Given that this is a horror novel, we readers already understand what's going on. These people, including Anya, are vampires, and Anya has been taking blood from Davey during his visits to Live Girls -- taking his blood in a way you'd never see on Buffy the Vampire Slayer, that's for sure. Davey however is in "the real world" so doesn't realize what's going on; meaning he's even moreso shocked when, after dancing naughtily with a cross on the Midnight Club stage, Anya takes Davey back to her apartment and proceeds to have sex with him.
The scene is both erotic and graphic and certainly packs a punch. We also realize that Anya is making Davey into a vampire, in a process that involves a lot of return neck-biting and blood-swallowing and such. Why exactly Anya makes Davey a vampire instead of just killing him is something Garton leaves vague. The implication is that Anya, a true vampire, actually likes Davey and wants him to be with her, but Garton doesn't get into this.
Indeed it was here that the novel began to unravel, just a little, for me. Anya is such a developed character, and I expected to find out more about her, who she is, but as soon as Davey becomes a vampire Garton basically drops Anya from the narrative. Davey gradually realizes what has happened to him, why he now hungers for blood.
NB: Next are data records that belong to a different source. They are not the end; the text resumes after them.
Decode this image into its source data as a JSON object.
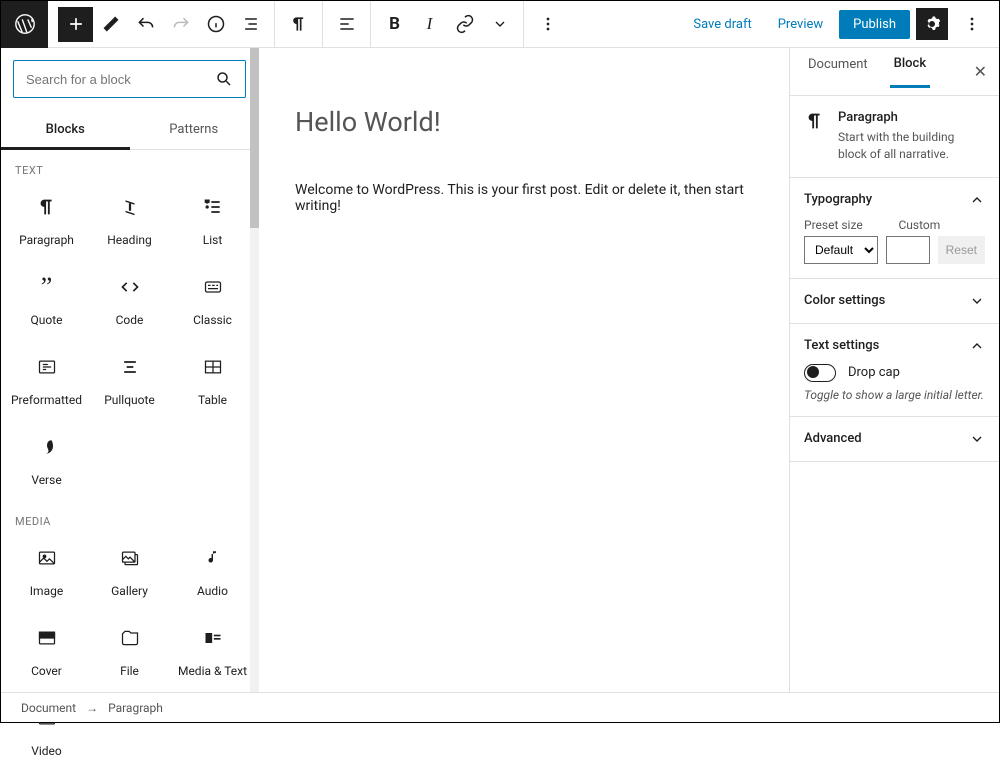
{
  "topbar": {
    "save_draft": "Save draft",
    "preview": "Preview",
    "publish": "Publish"
  },
  "inserter": {
    "search_placeholder": "Search for a block",
    "tabs": {
      "blocks": "Blocks",
      "patterns": "Patterns"
    },
    "cat_text": "TEXT",
    "cat_media": "MEDIA",
    "text_blocks": [
      "Paragraph",
      "Heading",
      "List",
      "Quote",
      "Code",
      "Classic",
      "Preformatted",
      "Pullquote",
      "Table",
      "Verse"
    ],
    "media_blocks": [
      "Image",
      "Gallery",
      "Audio",
      "Cover",
      "File",
      "Media & Text",
      "Video"
    ]
  },
  "canvas": {
    "title": "Hello World!",
    "body": "Welcome to WordPress. This is your first post. Edit or delete it, then start writing!"
  },
  "sidebar": {
    "tab_document": "Document",
    "tab_block": "Block",
    "block_name": "Paragraph",
    "block_desc": "Start with the building block of all narrative.",
    "typography": {
      "title": "Typography",
      "preset_lbl": "Preset size",
      "preset_val": "Default",
      "custom_lbl": "Custom",
      "reset": "Reset"
    },
    "color_title": "Color settings",
    "text_settings": {
      "title": "Text settings",
      "dropcap": "Drop cap",
      "hint": "Toggle to show a large initial letter."
    },
    "advanced_title": "Advanced"
  },
  "breadcrumb": {
    "a": "Document",
    "b": "Paragraph"
  }
}
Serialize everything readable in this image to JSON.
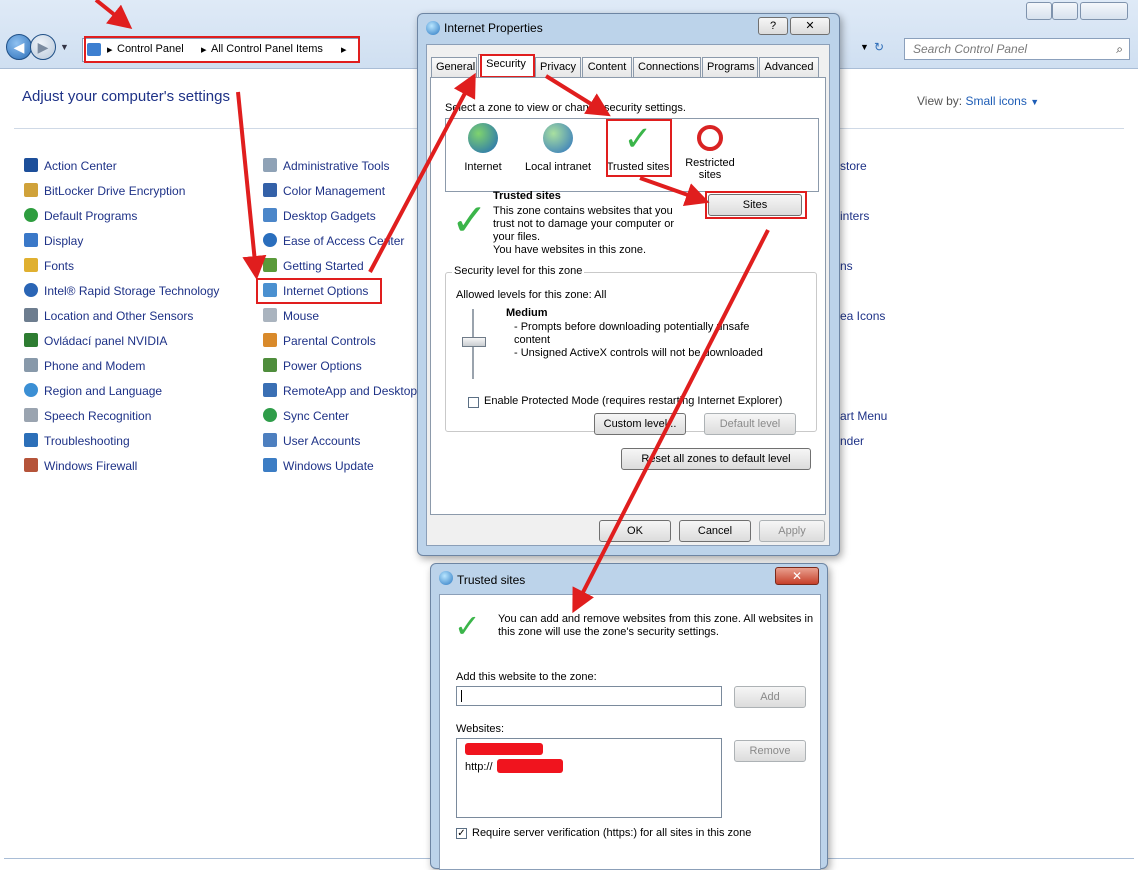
{
  "control_panel": {
    "breadcrumb": [
      "Control Panel",
      "All Control Panel Items"
    ],
    "search_placeholder": "Search Control Panel",
    "title": "Adjust your computer's settings",
    "view_by_label": "View by:",
    "view_by_value": "Small icons",
    "col1": [
      "Action Center",
      "BitLocker Drive Encryption",
      "Default Programs",
      "Display",
      "Fonts",
      "Intel® Rapid Storage Technology",
      "Location and Other Sensors",
      "Ovládací panel NVIDIA",
      "Phone and Modem",
      "Region and Language",
      "Speech Recognition",
      "Troubleshooting",
      "Windows Firewall"
    ],
    "col2": [
      "Administrative Tools",
      "Color Management",
      "Desktop Gadgets",
      "Ease of Access Center",
      "Getting Started",
      "Internet Options",
      "Mouse",
      "Parental Controls",
      "Power Options",
      "RemoteApp and Desktop",
      "Sync Center",
      "User Accounts",
      "Windows Update"
    ],
    "col3_partial": [
      "store",
      "",
      "inters",
      "",
      "ns",
      "",
      "ea Icons",
      "",
      "",
      "",
      "art Menu",
      "nder"
    ]
  },
  "internet_properties": {
    "title": "Internet Properties",
    "tabs": [
      "General",
      "Security",
      "Privacy",
      "Content",
      "Connections",
      "Programs",
      "Advanced"
    ],
    "zone_prompt": "Select a zone to view or change security settings.",
    "zones": [
      "Internet",
      "Local intranet",
      "Trusted sites",
      "Restricted sites"
    ],
    "selected_zone_title": "Trusted sites",
    "selected_zone_desc": [
      "This zone contains websites that you",
      "trust not to damage your computer or",
      "your files.",
      "You have websites in this zone."
    ],
    "sites_button": "Sites",
    "security_level_label": "Security level for this zone",
    "allowed_levels": "Allowed levels for this zone: All",
    "level_name": "Medium",
    "level_desc": [
      "- Prompts before downloading potentially unsafe",
      "content",
      "- Unsigned ActiveX controls will not be downloaded"
    ],
    "protected_mode_label": "Enable Protected Mode (requires restarting Internet Explorer)",
    "custom_level_button": "Custom level...",
    "default_level_button": "Default level",
    "reset_button": "Reset all zones to default level",
    "ok_button": "OK",
    "cancel_button": "Cancel",
    "apply_button": "Apply"
  },
  "trusted_sites": {
    "title": "Trusted sites",
    "info": [
      "You can add and remove websites from this zone. All websites in",
      "this zone will use the zone's security settings."
    ],
    "add_label": "Add this website to the zone:",
    "add_button": "Add",
    "websites_label": "Websites:",
    "website_prefix": "http://",
    "remove_button": "Remove",
    "verify_label": "Require server verification (https:) for all sites in this zone"
  },
  "colors": {
    "accent_red": "#e01e1e",
    "link_blue": "#1e3287"
  }
}
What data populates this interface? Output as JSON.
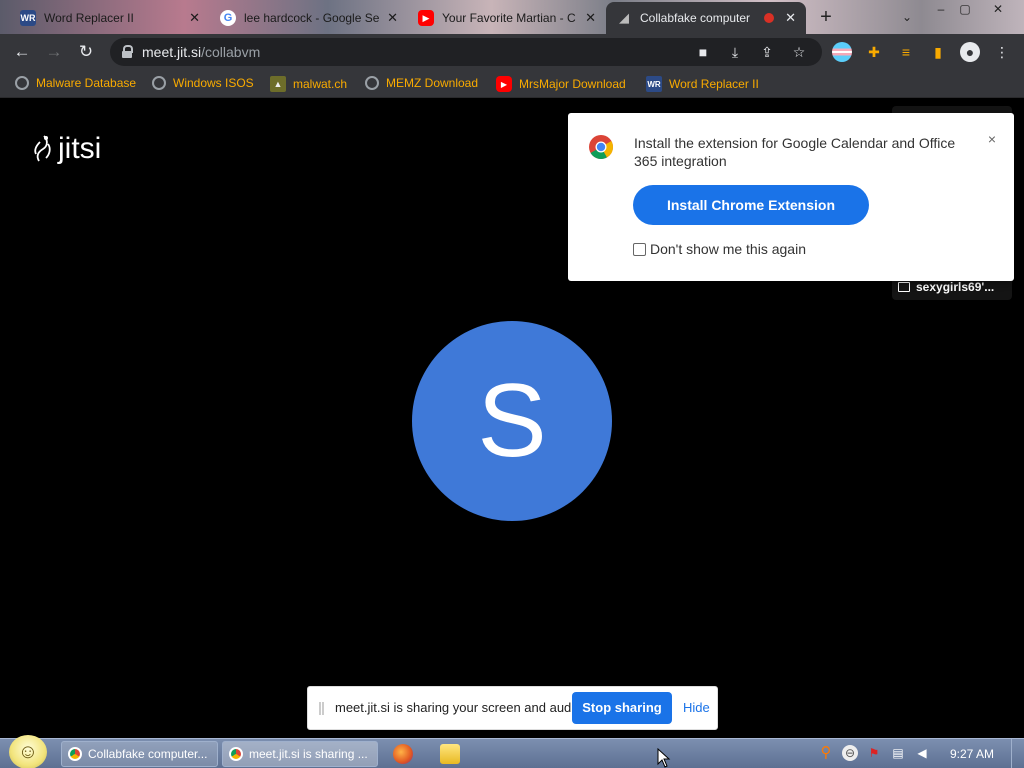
{
  "tabs": [
    {
      "title": "Word Replacer II",
      "icon": "word-replacer-icon",
      "close": "✕"
    },
    {
      "title": "lee hardcock - Google Se",
      "icon": "google-icon",
      "close": "✕"
    },
    {
      "title": "Your Favorite Martian - C",
      "icon": "youtube-icon",
      "close": "✕"
    },
    {
      "title": "Collabfake computer",
      "icon": "collabfake-icon",
      "close": "✕",
      "active": true
    }
  ],
  "new_tab": "+",
  "omnibox": {
    "domain": "meet.jit.si",
    "path": "/collabvm"
  },
  "bookmarks": [
    {
      "label": "Malware Database",
      "icon": "globe-icon"
    },
    {
      "label": "Windows ISOS",
      "icon": "globe-icon"
    },
    {
      "label": "malwat.ch",
      "icon": "malwatch-icon"
    },
    {
      "label": "MEMZ Download",
      "icon": "globe-icon"
    },
    {
      "label": "MrsMajor Download",
      "icon": "youtube-icon"
    },
    {
      "label": "Word Replacer II",
      "icon": "word-replacer-icon"
    }
  ],
  "page": {
    "logo": "jitsi",
    "avatar_letter": "S",
    "thumbnail_name": "sexygirls69'..."
  },
  "extension_popup": {
    "message": "Install the extension for Google Calendar and Office 365 integration",
    "install_label": "Install Chrome Extension",
    "dont_show_label": "Don't show me this again",
    "close": "×"
  },
  "share_bar": {
    "message": "meet.jit.si is sharing your screen and audio.",
    "stop_label": "Stop sharing",
    "hide_label": "Hide"
  },
  "taskbar": {
    "buttons": [
      {
        "label": "Collabfake computer..."
      },
      {
        "label": "meet.jit.si is sharing ..."
      }
    ],
    "clock": "9:27 AM"
  }
}
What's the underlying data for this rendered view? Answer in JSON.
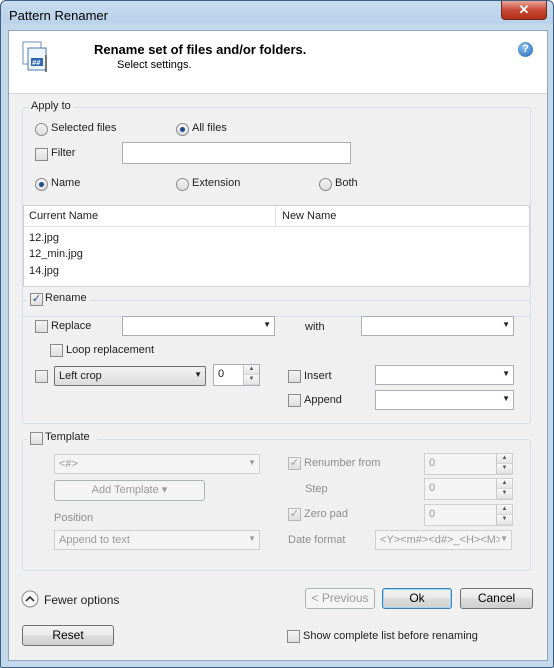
{
  "window": {
    "title": "Pattern Renamer",
    "close_glyph": "✕"
  },
  "header": {
    "title": "Rename set of files and/or folders.",
    "subtitle": "Select settings.",
    "icon": "rename-files-icon",
    "help": "?"
  },
  "apply_to": {
    "label": "Apply to",
    "selected_files": "Selected files",
    "all_files": "All files",
    "filter": "Filter",
    "filter_value": "",
    "name": "Name",
    "extension": "Extension",
    "both": "Both"
  },
  "file_list": {
    "columns": [
      "Current Name",
      "New Name"
    ],
    "rows": [
      "12.jpg",
      "12_min.jpg",
      "14.jpg"
    ]
  },
  "rename": {
    "label": "Rename",
    "checked": true,
    "replace": "Replace",
    "with": "with",
    "loop_replacement": "Loop replacement",
    "crop_mode": "Left crop",
    "crop_count": "0",
    "insert": "Insert",
    "append": "Append"
  },
  "template": {
    "label": "Template",
    "pattern": "<#>",
    "add_template": "Add Template ▾",
    "position_label": "Position",
    "position_value": "Append to text",
    "renumber_from": "Renumber from",
    "renumber_value": "0",
    "step": "Step",
    "step_value": "0",
    "zero_pad": "Zero pad",
    "zero_pad_value": "0",
    "date_format": "Date format",
    "date_format_value": "<Y><m#><d#>_<H><M>"
  },
  "footer": {
    "fewer_options": "Fewer options",
    "previous": "< Previous",
    "ok": "Ok",
    "cancel": "Cancel",
    "reset": "Reset",
    "show_complete_list": "Show complete list before renaming"
  }
}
More lurid stuff ensues as Casey visits him. Then funny stuff ensues as Benedek visits Casey, putting him through an "are you a vampire?" test that is humorous for both the reader and the characters. It's to Garton's credit that the word "vampire" isn't even mentioned until 200 pages in.
There's more creepy stuff afoot: besides the "regular" vampires there's the head vampire, an ancient woman who takes a shine to Casey; there's a former pimp who now works as the top henchman for the vampires; there's Vernon, Benedek's brother-in-law and now a full-fledged vampire himself; and finally there is a basement full of vampire rejects, misshapen creatures who fed on drug-riddled prey and suffered the consequences. They feast on human scraps, leading to an eerie scene in which Davey infiltrates their lair beneath Live Girls.
At any rate the novel is for the most part an excellent read, but I felt that it tapered off after the midpoint. After all of the build-up about Anya and the vampires, Garton suddenly changes focus to Davey's vampirehood and his eventual plans for revenge upon those who did this to him. We're left with all sorts of questions about these vampires. And the climax itself is a bit rushed, with hardly any solid answers. And again for me the biggest miss was Anya, a greeter into the unlife that any guy would welcome, but sadly she's given short shrift and basically swept under the narrative carpet. I for one couldn't understand why Davey was so pissed at her -- call me crazy, but if a beautiful vampire stripper wanted to make me her immortal consort, I'd at least hear the lady out.
Garton followed up Live Girls in 2005 with Night Life, a novel which appears to have been received poorly by both critic and fan alike. Nevertheless I'll probably read it one of these days, if only to catch up with the (surviving) characters to see how they've progressed over the years.